Volker’s cooperation with the probe shows such a threat to be a pitiful alternative to actually acquiring documents and testimony. Without more such evidence, lawmakers will be forced to decide to make the serious decision whether to remove a president without a fuller picture of his wrongdoing and to consider moving forward with charges focused on obstruction. But there is already bountiful evidence in Mueller’s final report that Trump tried to obstruct that and other federal investigations, refusing to turn over certain evidence or consent to an interview, yet that did not galvanize action on impeachment.
Chafetz believes that Congress’ best option—particularly given the slow pace of the judicial process—is to use powers that it has thus far refused to consider and attempt to adjust the balance of power between the legislative and executive branches. The Trump administration’s refusal to comply with nearly every congressional request has highlights how the executive branch is expanding its power while the legislative branch has allowed its authority to shrink. “It shows the weakness of Congress when they go running to the courts,” says Chafetz. “The idea that an administration might completely ignore what a house of Congress wants but would never ignore an order from a judge—that too just goes to show the weakness of Congress.”

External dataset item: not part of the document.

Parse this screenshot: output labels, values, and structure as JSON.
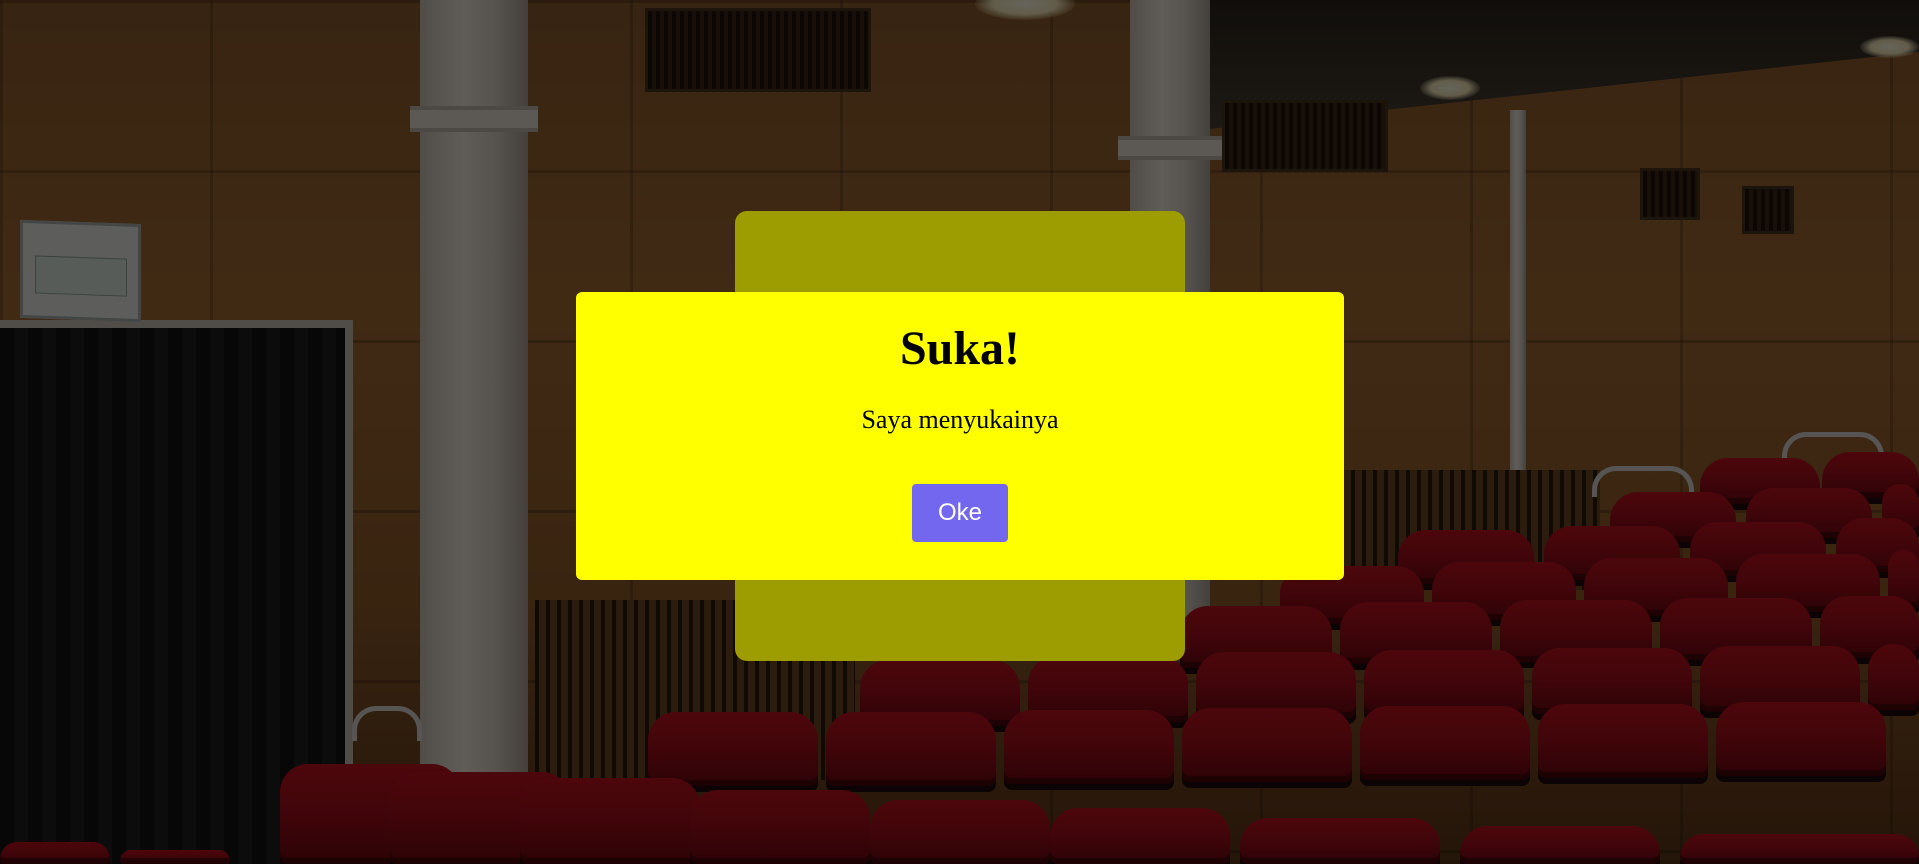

The author of a recent book on Congress’ enforcement powers, Chafetz argues House Democrats should wield the power of the purse to deny funding for, as an example, the White House counsel’s office. “I’d like to see them be more aggressive on these things,” Chafetz says. Congress also has the power to arrest and jail people it holds in contempt, but it has not arrested an executive branch official in more than a century.
“Congress generally wins these fights” over subpoenas, Chafetz says. “The problem is it always wins way too late to actually matter.”